> [WORK TO COMPLETE]: The copy you give must match the listing below exactly and contain no pictures.

--

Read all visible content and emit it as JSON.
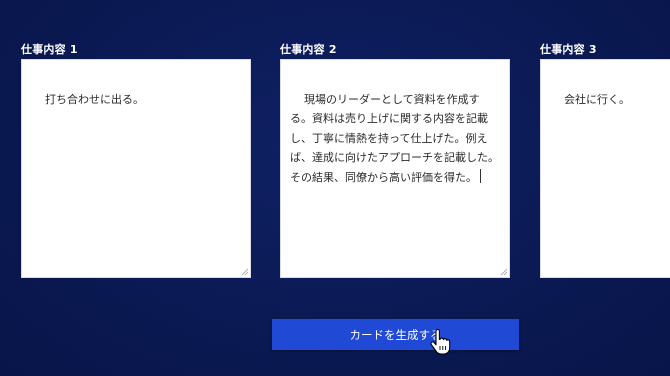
{
  "fields": [
    {
      "label": "仕事内容 1",
      "value": "打ち合わせに出る。"
    },
    {
      "label": "仕事内容 2",
      "value": "現場のリーダーとして資料を作成する。資料は売り上げに関する内容を記載し、丁寧に情熱を持って仕上げた。例えば、達成に向けたアプローチを記載した。その結果、同僚から高い評価を得た。"
    },
    {
      "label": "仕事内容 3",
      "value": "会社に行く。"
    }
  ],
  "generate_button": {
    "label": "カードを生成する"
  },
  "colors": {
    "background": "#0b1a55",
    "button": "#2049d6",
    "textarea": "#ffffff"
  },
  "icons": {
    "cursor": "hand-pointer-icon",
    "resize": "resize-handle-icon"
  }
}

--

> [WRITTEN SOLUTION]:
Read all visible content and emit it as JSON.
{
  "fields": [
    {
      "label": "仕事内容 1",
      "value": "打ち合わせに出る。"
    },
    {
      "label": "仕事内容 2",
      "value": "現場のリーダーとして資料を作成する。資料は売り上げに関する内容を記載し、丁寧に情熱を持って仕上げた。例えば、達成に向けたアプローチを記載した。その結果、同僚から高い評価を得た。"
    },
    {
      "label": "仕事内容 3",
      "value": "会社に行く。"
    }
  ],
  "generate_button": {
    "label": "カードを生成する"
  },
  "colors": {
    "background": "#0b1a55",
    "button": "#2049d6",
    "textarea": "#ffffff"
  },
  "icons": {
    "cursor": "hand-pointer-icon",
    "resize": "resize-handle-icon"
  }
}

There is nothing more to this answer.